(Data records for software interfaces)

___

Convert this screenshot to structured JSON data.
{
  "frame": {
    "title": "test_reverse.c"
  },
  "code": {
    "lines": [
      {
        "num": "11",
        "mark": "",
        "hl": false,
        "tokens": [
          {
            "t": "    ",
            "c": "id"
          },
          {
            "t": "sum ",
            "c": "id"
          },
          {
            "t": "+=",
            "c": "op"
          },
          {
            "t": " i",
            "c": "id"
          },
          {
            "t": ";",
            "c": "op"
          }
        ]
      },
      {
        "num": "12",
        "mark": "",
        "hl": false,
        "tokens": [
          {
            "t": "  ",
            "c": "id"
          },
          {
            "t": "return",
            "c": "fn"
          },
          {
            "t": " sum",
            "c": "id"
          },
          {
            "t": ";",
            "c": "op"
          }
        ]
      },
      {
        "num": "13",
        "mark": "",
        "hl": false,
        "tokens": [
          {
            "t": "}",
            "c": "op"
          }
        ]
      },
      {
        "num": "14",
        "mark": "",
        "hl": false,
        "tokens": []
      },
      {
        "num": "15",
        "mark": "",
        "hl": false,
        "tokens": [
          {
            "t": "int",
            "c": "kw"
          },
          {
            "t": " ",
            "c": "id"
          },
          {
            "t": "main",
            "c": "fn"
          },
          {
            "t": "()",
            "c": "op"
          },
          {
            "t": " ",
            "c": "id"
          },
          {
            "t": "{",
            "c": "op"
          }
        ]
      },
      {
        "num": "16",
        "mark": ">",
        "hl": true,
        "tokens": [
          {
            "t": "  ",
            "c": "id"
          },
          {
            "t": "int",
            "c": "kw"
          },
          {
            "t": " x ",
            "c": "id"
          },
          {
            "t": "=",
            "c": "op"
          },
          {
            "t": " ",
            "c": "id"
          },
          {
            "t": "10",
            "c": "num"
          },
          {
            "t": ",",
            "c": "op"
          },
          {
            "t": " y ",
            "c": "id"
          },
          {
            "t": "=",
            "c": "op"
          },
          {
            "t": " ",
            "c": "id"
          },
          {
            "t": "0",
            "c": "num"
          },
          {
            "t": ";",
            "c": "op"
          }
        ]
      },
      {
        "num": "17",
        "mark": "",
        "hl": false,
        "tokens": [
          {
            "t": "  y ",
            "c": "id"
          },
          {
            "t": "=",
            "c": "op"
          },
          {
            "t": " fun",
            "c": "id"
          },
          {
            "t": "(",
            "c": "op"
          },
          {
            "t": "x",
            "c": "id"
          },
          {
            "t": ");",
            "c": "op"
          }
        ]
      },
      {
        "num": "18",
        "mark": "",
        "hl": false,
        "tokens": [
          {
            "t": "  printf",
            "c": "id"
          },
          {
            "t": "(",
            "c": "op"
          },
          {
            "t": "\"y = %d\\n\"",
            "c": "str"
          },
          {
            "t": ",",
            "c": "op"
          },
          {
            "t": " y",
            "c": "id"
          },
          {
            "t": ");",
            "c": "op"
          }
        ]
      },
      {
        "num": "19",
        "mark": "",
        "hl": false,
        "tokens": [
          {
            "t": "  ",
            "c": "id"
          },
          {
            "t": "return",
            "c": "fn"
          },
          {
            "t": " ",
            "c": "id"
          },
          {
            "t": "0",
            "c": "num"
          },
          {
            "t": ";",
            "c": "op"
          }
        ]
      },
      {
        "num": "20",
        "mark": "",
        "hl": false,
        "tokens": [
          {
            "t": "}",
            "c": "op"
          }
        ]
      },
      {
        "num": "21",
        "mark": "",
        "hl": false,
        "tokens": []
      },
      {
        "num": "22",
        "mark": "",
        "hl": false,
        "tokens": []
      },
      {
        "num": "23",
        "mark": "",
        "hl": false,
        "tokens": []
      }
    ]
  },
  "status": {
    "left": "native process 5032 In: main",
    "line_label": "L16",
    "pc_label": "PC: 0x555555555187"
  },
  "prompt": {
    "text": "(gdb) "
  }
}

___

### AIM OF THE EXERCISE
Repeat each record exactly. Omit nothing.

### OUTPUT FOR THIS EXERCISE
Convert this screenshot to structured JSON data.
{
  "frame": {
    "title": "test_reverse.c"
  },
  "code": {
    "lines": [
      {
        "num": "11",
        "mark": "",
        "hl": false,
        "tokens": [
          {
            "t": "    ",
            "c": "id"
          },
          {
            "t": "sum ",
            "c": "id"
          },
          {
            "t": "+=",
            "c": "op"
          },
          {
            "t": " i",
            "c": "id"
          },
          {
            "t": ";",
            "c": "op"
          }
        ]
      },
      {
        "num": "12",
        "mark": "",
        "hl": false,
        "tokens": [
          {
            "t": "  ",
            "c": "id"
          },
          {
            "t": "return",
            "c": "fn"
          },
          {
            "t": " sum",
            "c": "id"
          },
          {
            "t": ";",
            "c": "op"
          }
        ]
      },
      {
        "num": "13",
        "mark": "",
        "hl": false,
        "tokens": [
          {
            "t": "}",
            "c": "op"
          }
        ]
      },
      {
        "num": "14",
        "mark": "",
        "hl": false,
        "tokens": []
      },
      {
        "num": "15",
        "mark": "",
        "hl": false,
        "tokens": [
          {
            "t": "int",
            "c": "kw"
          },
          {
            "t": " ",
            "c": "id"
          },
          {
            "t": "main",
            "c": "fn"
          },
          {
            "t": "()",
            "c": "op"
          },
          {
            "t": " ",
            "c": "id"
          },
          {
            "t": "{",
            "c": "op"
          }
        ]
      },
      {
        "num": "16",
        "mark": ">",
        "hl": true,
        "tokens": [
          {
            "t": "  ",
            "c": "id"
          },
          {
            "t": "int",
            "c": "kw"
          },
          {
            "t": " x ",
            "c": "id"
          },
          {
            "t": "=",
            "c": "op"
          },
          {
            "t": " ",
            "c": "id"
          },
          {
            "t": "10",
            "c": "num"
          },
          {
            "t": ",",
            "c": "op"
          },
          {
            "t": " y ",
            "c": "id"
          },
          {
            "t": "=",
            "c": "op"
          },
          {
            "t": " ",
            "c": "id"
          },
          {
            "t": "0",
            "c": "num"
          },
          {
            "t": ";",
            "c": "op"
          }
        ]
      },
      {
        "num": "17",
        "mark": "",
        "hl": false,
        "tokens": [
          {
            "t": "  y ",
            "c": "id"
          },
          {
            "t": "=",
            "c": "op"
          },
          {
            "t": " fun",
            "c": "id"
          },
          {
            "t": "(",
            "c": "op"
          },
          {
            "t": "x",
            "c": "id"
          },
          {
            "t": ");",
            "c": "op"
          }
        ]
      },
      {
        "num": "18",
        "mark": "",
        "hl": false,
        "tokens": [
          {
            "t": "  printf",
            "c": "id"
          },
          {
            "t": "(",
            "c": "op"
          },
          {
            "t": "\"y = %d\\n\"",
            "c": "str"
          },
          {
            "t": ",",
            "c": "op"
          },
          {
            "t": " y",
            "c": "id"
          },
          {
            "t": ");",
            "c": "op"
          }
        ]
      },
      {
        "num": "19",
        "mark": "",
        "hl": false,
        "tokens": [
          {
            "t": "  ",
            "c": "id"
          },
          {
            "t": "return",
            "c": "fn"
          },
          {
            "t": " ",
            "c": "id"
          },
          {
            "t": "0",
            "c": "num"
          },
          {
            "t": ";",
            "c": "op"
          }
        ]
      },
      {
        "num": "20",
        "mark": "",
        "hl": false,
        "tokens": [
          {
            "t": "}",
            "c": "op"
          }
        ]
      },
      {
        "num": "21",
        "mark": "",
        "hl": false,
        "tokens": []
      },
      {
        "num": "22",
        "mark": "",
        "hl": false,
        "tokens": []
      },
      {
        "num": "23",
        "mark": "",
        "hl": false,
        "tokens": []
      }
    ]
  },
  "status": {
    "left": "native process 5032 In: main",
    "line_label": "L16",
    "pc_label": "PC: 0x555555555187"
  },
  "prompt": {
    "text": "(gdb) "
  }
}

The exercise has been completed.